Sir Charles Tupper was Canada’s shortest-serving Prime Minister having reigned for only a total of 69 days from May 1, 1896 to July 8, 1896.
Tupper’s short time in office was a result of his Conservative government’s defeat in a general election that was called shortly after he took office. Tupper succeeded Mackenzie Bowell. Bowell had resigned due to infighting within his caucus and blowback over the Manitoba Schools Act. The Manitoba Schools Act was an ongoing problem that divided Canadians for over a decade. In 1890, the Manitoba government passed legislation known as the Manitoba Schools Act which eliminated funding for Catholic schools when students turned 14 years of age. Tupper’s predecessors including Sir John A. MacDonald and Sir Mackenzie Bowell tried unsuccessfully to find a solution to this ongoing dispute. The Manitoba Schools Act dispute remained unresolved during the 1896 federal election and is blamed for ultimately taking down Tupper’s Conservative government.
Despite Sir Charles Tupper serving only a brief stint as Prime Minister, he played a significant role in shaping the political landscape of his era. Born in 1821 in Amherst, Nova Scotia, Charles Tupper pursued a career in medicine and become a prominent physician. Yet, Tupper’s insatiable fascination with politics led him to eventually become a respected Canadian Prime Minister.
Tupper’s conservative values were spawned while working as a physician and interacting with patients from diverse backgrounds. As a Conservative, he supported limited government intervention, individual liberty, and government creating environments where individuals could flourish.
As a Conservative Prime Minister, Tupper focused on maintaining a stable and prosperous Canada. He firmly believed in individual rights and promoted policies that favored autonomy, personal responsibility, and free-market competition. Tupper’s conservative values aligned with his belief that the country’s growth and success could be best achieved by allowing individuals to pursue their dreams without pointless interference from government.
Leading Canada into a New Era
During his time as Prime Minister, Tupper focused on issues ranging from economic development, transportation, and foreign affairs. He envisioned Canada as a nation that was connected from east to west so he promoted the construction of the transcontinental railway.
Tupper also demonstrated statesmanship by playing a pivotal role in securing Canadian sovereignty with the Alaska Boundary Dispute settlement. His negotiation skills played an instrumental role in protecting Canada’s territorial boundaries which helped strengthen a sense of national identity.

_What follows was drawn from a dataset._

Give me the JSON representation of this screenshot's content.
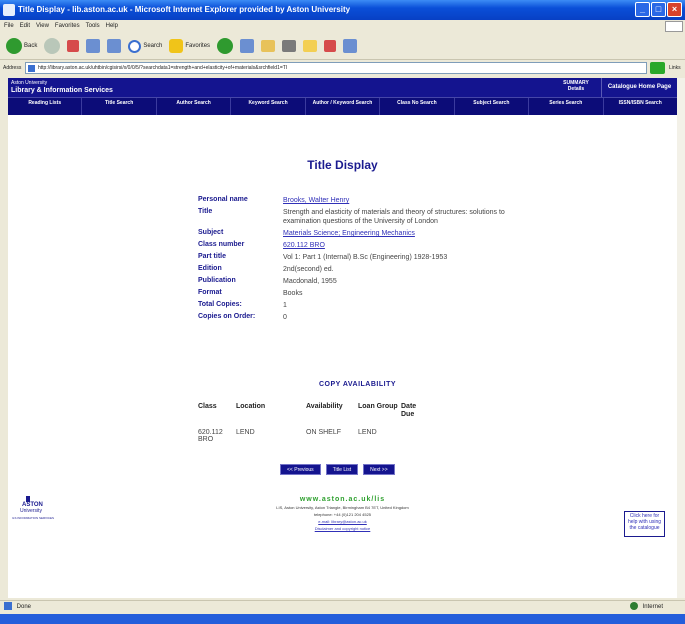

Sir Charles Tupper’s leadership during his tenure as Prime Minister helped shape Canada’s journey toward progress and unity. Tupper’s conservative values that emphasized personal freedom, limited government, and low taxes helped foster Canada’s economic growth.
Elaine Allan, BA, MBA
Vancouver, BC, Canada